Milan plans city centre biopark

Nature oasis will use abandoned railway lines.

Milan city council is examining a plan put forward by WWF for the conversion of unused, raised railway lines into a nature oasis, stretching from S. Cristoforo via Porta Genova to Porta Romana.

The aim is to create a park along the lines of New York’s High Line or the Promenade Plantée in Paris, which have both quickly become popular places to meet and stroll, a respite from the stressful city streets below.

The feasibility study presented this week revealed that an innovative model of regenerated urban space is possible there. The project will use the raised strip of land to create an ecological corridor with a part of the area set aside for a “wilder”, less tailored naturalistic section alongside the more accessible public park.

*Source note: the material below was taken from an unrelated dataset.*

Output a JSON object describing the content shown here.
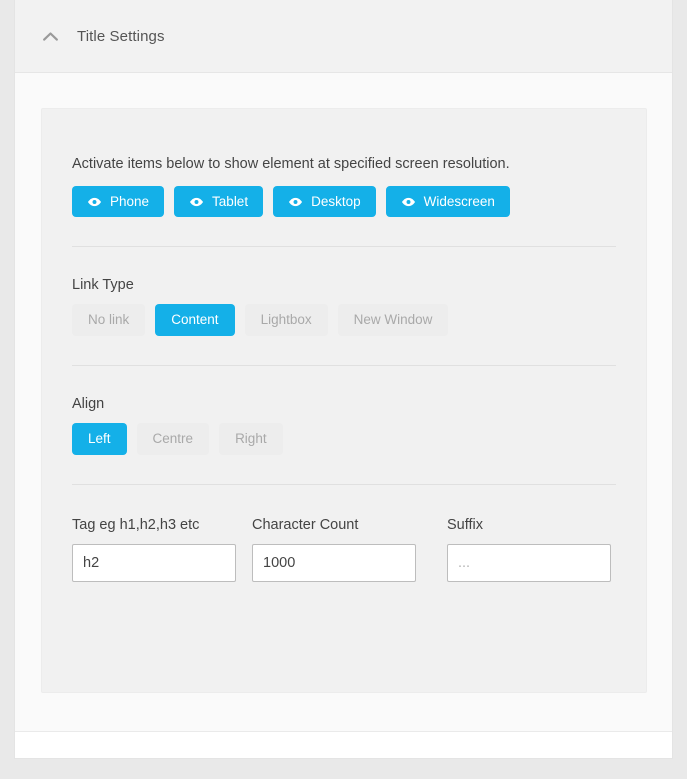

The study had produced “surprising” results: the earmarked area contains 381 different types of vegetation, or over 80 per cent of the types known to be present in the city. The area also hosts a wide variety of insects, reptiles, birds including birds of prey and migratory species, and mammals, including protected species like the green toad.

This is just one of several projects for sustainable development of Milan to recover degraded areas, said city councillor Pierfrancesco Maran. The city is already cooperating with the railway company to reach agreement on the recovery of the abandoned station buildings and the tracks between them, he said, and the WWF plan will fit into that planning.

Maran added: “Apart from creating a nature oasis within the urban fabric, this plan will increase the area of territory hosting ecosystems which are typical of the Lombardy countryside, a precious treasure to be defended and nurtured.”

WWF’s plan is being supported by the philanthropic Fondazione Cariplo, Milan city hall, the Eliante charity working for environmental sustainability, and Rete Ferroviaria Italiana, the track management branch of the former state railways.